[DATA UNDER STUDY]

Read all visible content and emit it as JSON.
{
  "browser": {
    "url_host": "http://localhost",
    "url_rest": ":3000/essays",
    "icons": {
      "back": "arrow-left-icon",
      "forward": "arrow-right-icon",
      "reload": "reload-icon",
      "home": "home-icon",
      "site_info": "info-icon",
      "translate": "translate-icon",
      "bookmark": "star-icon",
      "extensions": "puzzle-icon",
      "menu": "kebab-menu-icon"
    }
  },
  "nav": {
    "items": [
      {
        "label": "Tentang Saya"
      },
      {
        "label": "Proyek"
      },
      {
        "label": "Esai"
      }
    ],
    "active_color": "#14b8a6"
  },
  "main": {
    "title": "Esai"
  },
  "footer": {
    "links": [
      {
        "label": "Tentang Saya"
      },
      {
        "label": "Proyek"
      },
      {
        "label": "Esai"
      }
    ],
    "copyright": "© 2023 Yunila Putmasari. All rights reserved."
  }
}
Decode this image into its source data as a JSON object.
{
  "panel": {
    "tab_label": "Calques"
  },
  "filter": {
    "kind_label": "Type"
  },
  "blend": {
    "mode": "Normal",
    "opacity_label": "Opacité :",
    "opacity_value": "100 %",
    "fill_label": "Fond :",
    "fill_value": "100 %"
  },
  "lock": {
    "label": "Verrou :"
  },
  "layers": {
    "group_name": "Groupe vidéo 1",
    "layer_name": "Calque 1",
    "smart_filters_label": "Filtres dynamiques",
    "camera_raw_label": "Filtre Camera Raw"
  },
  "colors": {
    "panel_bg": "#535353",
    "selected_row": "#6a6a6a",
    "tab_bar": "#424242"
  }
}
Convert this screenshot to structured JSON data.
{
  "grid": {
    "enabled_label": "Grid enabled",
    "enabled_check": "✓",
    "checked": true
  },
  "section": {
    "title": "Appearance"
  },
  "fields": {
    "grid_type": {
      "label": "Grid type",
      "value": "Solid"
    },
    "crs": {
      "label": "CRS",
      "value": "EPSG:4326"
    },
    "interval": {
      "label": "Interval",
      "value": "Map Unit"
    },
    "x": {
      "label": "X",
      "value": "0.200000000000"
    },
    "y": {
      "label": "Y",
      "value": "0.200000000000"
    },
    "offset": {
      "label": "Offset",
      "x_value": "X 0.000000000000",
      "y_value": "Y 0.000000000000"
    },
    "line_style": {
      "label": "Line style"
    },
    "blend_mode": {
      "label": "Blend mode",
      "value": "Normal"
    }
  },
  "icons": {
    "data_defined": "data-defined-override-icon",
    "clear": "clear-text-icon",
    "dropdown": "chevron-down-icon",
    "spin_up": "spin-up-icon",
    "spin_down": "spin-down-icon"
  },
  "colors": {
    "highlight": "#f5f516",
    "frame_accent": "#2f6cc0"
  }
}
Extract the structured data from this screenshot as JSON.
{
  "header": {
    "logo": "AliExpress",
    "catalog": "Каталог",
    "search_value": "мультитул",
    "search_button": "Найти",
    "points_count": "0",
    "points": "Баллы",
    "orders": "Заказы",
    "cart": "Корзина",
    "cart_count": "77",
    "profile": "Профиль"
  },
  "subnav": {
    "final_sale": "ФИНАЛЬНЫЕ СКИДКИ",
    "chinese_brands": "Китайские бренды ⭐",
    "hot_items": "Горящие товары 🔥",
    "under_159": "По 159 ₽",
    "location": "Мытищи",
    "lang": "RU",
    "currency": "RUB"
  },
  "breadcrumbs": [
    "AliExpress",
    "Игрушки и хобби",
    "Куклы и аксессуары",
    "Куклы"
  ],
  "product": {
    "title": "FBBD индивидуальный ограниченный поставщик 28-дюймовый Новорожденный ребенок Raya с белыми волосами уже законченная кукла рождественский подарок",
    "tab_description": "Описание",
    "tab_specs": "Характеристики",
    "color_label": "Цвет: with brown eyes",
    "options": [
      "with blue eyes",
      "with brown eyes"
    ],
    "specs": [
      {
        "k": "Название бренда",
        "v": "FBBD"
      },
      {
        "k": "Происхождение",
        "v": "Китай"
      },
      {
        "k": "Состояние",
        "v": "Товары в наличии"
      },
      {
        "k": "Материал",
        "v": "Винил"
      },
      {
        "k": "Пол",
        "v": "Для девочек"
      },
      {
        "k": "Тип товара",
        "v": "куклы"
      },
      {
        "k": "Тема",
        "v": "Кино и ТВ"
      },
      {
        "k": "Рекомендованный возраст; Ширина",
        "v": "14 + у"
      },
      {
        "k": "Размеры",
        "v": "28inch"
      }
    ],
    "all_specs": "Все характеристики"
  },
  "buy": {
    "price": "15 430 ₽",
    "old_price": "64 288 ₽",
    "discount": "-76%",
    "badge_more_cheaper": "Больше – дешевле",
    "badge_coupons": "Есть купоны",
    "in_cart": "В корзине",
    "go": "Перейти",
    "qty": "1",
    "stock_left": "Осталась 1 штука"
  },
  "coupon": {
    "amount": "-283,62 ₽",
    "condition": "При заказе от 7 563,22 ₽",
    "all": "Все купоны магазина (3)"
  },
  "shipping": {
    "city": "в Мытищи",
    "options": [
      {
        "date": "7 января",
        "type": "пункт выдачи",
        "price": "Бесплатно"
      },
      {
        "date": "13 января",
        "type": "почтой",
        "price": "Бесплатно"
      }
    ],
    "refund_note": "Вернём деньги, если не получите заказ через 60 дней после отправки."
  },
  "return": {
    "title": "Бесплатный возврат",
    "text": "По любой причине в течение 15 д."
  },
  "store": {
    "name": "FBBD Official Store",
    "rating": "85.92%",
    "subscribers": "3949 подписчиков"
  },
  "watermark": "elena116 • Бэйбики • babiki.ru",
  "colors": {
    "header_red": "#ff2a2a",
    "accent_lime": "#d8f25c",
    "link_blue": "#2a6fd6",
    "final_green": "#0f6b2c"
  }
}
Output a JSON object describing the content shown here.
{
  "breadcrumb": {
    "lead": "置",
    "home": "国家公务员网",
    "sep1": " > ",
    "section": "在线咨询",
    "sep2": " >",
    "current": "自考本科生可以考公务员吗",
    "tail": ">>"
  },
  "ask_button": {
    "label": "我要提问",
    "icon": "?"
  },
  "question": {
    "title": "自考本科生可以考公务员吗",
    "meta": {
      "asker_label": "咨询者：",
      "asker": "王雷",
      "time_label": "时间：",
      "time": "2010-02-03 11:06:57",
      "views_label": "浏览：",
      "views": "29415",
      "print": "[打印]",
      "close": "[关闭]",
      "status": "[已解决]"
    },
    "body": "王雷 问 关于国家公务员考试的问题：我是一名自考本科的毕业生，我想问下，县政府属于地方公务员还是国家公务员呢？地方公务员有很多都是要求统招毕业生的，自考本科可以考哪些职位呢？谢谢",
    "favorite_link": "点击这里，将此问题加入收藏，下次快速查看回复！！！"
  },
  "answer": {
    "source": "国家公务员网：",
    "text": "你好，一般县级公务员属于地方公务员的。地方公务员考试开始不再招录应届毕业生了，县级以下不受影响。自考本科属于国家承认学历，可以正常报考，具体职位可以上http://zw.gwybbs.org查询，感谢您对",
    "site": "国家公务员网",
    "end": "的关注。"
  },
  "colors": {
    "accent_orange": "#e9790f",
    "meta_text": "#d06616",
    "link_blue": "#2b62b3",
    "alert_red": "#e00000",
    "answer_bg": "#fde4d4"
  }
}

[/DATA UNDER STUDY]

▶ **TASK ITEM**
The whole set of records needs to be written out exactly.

▶ **FINISHED TASK**
Read all visible content and emit it as JSON.
{
  "browser": {
    "url_host": "http://localhost",
    "url_rest": ":3000/essays",
    "icons": {
      "back": "arrow-left-icon",
      "forward": "arrow-right-icon",
      "reload": "reload-icon",
      "home": "home-icon",
      "site_info": "info-icon",
      "translate": "translate-icon",
      "bookmark": "star-icon",
      "extensions": "puzzle-icon",
      "menu": "kebab-menu-icon"
    }
  },
  "nav": {
    "items": [
      {
        "label": "Tentang Saya"
      },
      {
        "label": "Proyek"
      },
      {
        "label": "Esai"
      }
    ],
    "active_color": "#14b8a6"
  },
  "main": {
    "title": "Esai"
  },
  "footer": {
    "links": [
      {
        "label": "Tentang Saya"
      },
      {
        "label": "Proyek"
      },
      {
        "label": "Esai"
      }
    ],
    "copyright": "© 2023 Yunila Putmasari. All rights reserved."
  }
}
Decode this image into its source data as a JSON object.
{
  "panel": {
    "tab_label": "Calques"
  },
  "filter": {
    "kind_label": "Type"
  },
  "blend": {
    "mode": "Normal",
    "opacity_label": "Opacité :",
    "opacity_value": "100 %",
    "fill_label": "Fond :",
    "fill_value": "100 %"
  },
  "lock": {
    "label": "Verrou :"
  },
  "layers": {
    "group_name": "Groupe vidéo 1",
    "layer_name": "Calque 1",
    "smart_filters_label": "Filtres dynamiques",
    "camera_raw_label": "Filtre Camera Raw"
  },
  "colors": {
    "panel_bg": "#535353",
    "selected_row": "#6a6a6a",
    "tab_bar": "#424242"
  }
}
Convert this screenshot to structured JSON data.
{
  "grid": {
    "enabled_label": "Grid enabled",
    "enabled_check": "✓",
    "checked": true
  },
  "section": {
    "title": "Appearance"
  },
  "fields": {
    "grid_type": {
      "label": "Grid type",
      "value": "Solid"
    },
    "crs": {
      "label": "CRS",
      "value": "EPSG:4326"
    },
    "interval": {
      "label": "Interval",
      "value": "Map Unit"
    },
    "x": {
      "label": "X",
      "value": "0.200000000000"
    },
    "y": {
      "label": "Y",
      "value": "0.200000000000"
    },
    "offset": {
      "label": "Offset",
      "x_value": "X 0.000000000000",
      "y_value": "Y 0.000000000000"
    },
    "line_style": {
      "label": "Line style"
    },
    "blend_mode": {
      "label": "Blend mode",
      "value": "Normal"
    }
  },
  "icons": {
    "data_defined": "data-defined-override-icon",
    "clear": "clear-text-icon",
    "dropdown": "chevron-down-icon",
    "spin_up": "spin-up-icon",
    "spin_down": "spin-down-icon"
  },
  "colors": {
    "highlight": "#f5f516",
    "frame_accent": "#2f6cc0"
  }
}
Extract the structured data from this screenshot as JSON.
{
  "header": {
    "logo": "AliExpress",
    "catalog": "Каталог",
    "search_value": "мультитул",
    "search_button": "Найти",
    "points_count": "0",
    "points": "Баллы",
    "orders": "Заказы",
    "cart": "Корзина",
    "cart_count": "77",
    "profile": "Профиль"
  },
  "subnav": {
    "final_sale": "ФИНАЛЬНЫЕ СКИДКИ",
    "chinese_brands": "Китайские бренды ⭐",
    "hot_items": "Горящие товары 🔥",
    "under_159": "По 159 ₽",
    "location": "Мытищи",
    "lang": "RU",
    "currency": "RUB"
  },
  "breadcrumbs": [
    "AliExpress",
    "Игрушки и хобби",
    "Куклы и аксессуары",
    "Куклы"
  ],
  "product": {
    "title": "FBBD индивидуальный ограниченный поставщик 28-дюймовый Новорожденный ребенок Raya с белыми волосами уже законченная кукла рождественский подарок",
    "tab_description": "Описание",
    "tab_specs": "Характеристики",
    "color_label": "Цвет: with brown eyes",
    "options": [
      "with blue eyes",
      "with brown eyes"
    ],
    "specs": [
      {
        "k": "Название бренда",
        "v": "FBBD"
      },
      {
        "k": "Происхождение",
        "v": "Китай"
      },
      {
        "k": "Состояние",
        "v": "Товары в наличии"
      },
      {
        "k": "Материал",
        "v": "Винил"
      },
      {
        "k": "Пол",
        "v": "Для девочек"
      },
      {
        "k": "Тип товара",
        "v": "куклы"
      },
      {
        "k": "Тема",
        "v": "Кино и ТВ"
      },
      {
        "k": "Рекомендованный возраст; Ширина",
        "v": "14 + у"
      },
      {
        "k": "Размеры",
        "v": "28inch"
      }
    ],
    "all_specs": "Все характеристики"
  },
  "buy": {
    "price": "15 430 ₽",
    "old_price": "64 288 ₽",
    "discount": "-76%",
    "badge_more_cheaper": "Больше – дешевле",
    "badge_coupons": "Есть купоны",
    "in_cart": "В корзине",
    "go": "Перейти",
    "qty": "1",
    "stock_left": "Осталась 1 штука"
  },
  "coupon": {
    "amount": "-283,62 ₽",
    "condition": "При заказе от 7 563,22 ₽",
    "all": "Все купоны магазина (3)"
  },
  "shipping": {
    "city": "в Мытищи",
    "options": [
      {
        "date": "7 января",
        "type": "пункт выдачи",
        "price": "Бесплатно"
      },
      {
        "date": "13 января",
        "type": "почтой",
        "price": "Бесплатно"
      }
    ],
    "refund_note": "Вернём деньги, если не получите заказ через 60 дней после отправки."
  },
  "return": {
    "title": "Бесплатный возврат",
    "text": "По любой причине в течение 15 д."
  },
  "store": {
    "name": "FBBD Official Store",
    "rating": "85.92%",
    "subscribers": "3949 подписчиков"
  },
  "watermark": "elena116 • Бэйбики • babiki.ru",
  "colors": {
    "header_red": "#ff2a2a",
    "accent_lime": "#d8f25c",
    "link_blue": "#2a6fd6",
    "final_green": "#0f6b2c"
  }
}
Output a JSON object describing the content shown here.
{
  "breadcrumb": {
    "lead": "置",
    "home": "国家公务员网",
    "sep1": " > ",
    "section": "在线咨询",
    "sep2": " >",
    "current": "自考本科生可以考公务员吗",
    "tail": ">>"
  },
  "ask_button": {
    "label": "我要提问",
    "icon": "?"
  },
  "question": {
    "title": "自考本科生可以考公务员吗",
    "meta": {
      "asker_label": "咨询者：",
      "asker": "王雷",
      "time_label": "时间：",
      "time": "2010-02-03 11:06:57",
      "views_label": "浏览：",
      "views": "29415",
      "print": "[打印]",
      "close": "[关闭]",
      "status": "[已解决]"
    },
    "body": "王雷 问 关于国家公务员考试的问题：我是一名自考本科的毕业生，我想问下，县政府属于地方公务员还是国家公务员呢？地方公务员有很多都是要求统招毕业生的，自考本科可以考哪些职位呢？谢谢",
    "favorite_link": "点击这里，将此问题加入收藏，下次快速查看回复！！！"
  },
  "answer": {
    "source": "国家公务员网：",
    "text": "你好，一般县级公务员属于地方公务员的。地方公务员考试开始不再招录应届毕业生了，县级以下不受影响。自考本科属于国家承认学历，可以正常报考，具体职位可以上http://zw.gwybbs.org查询，感谢您对",
    "site": "国家公务员网",
    "end": "的关注。"
  },
  "colors": {
    "accent_orange": "#e9790f",
    "meta_text": "#d06616",
    "link_blue": "#2b62b3",
    "alert_red": "#e00000",
    "answer_bg": "#fde4d4"
  }
}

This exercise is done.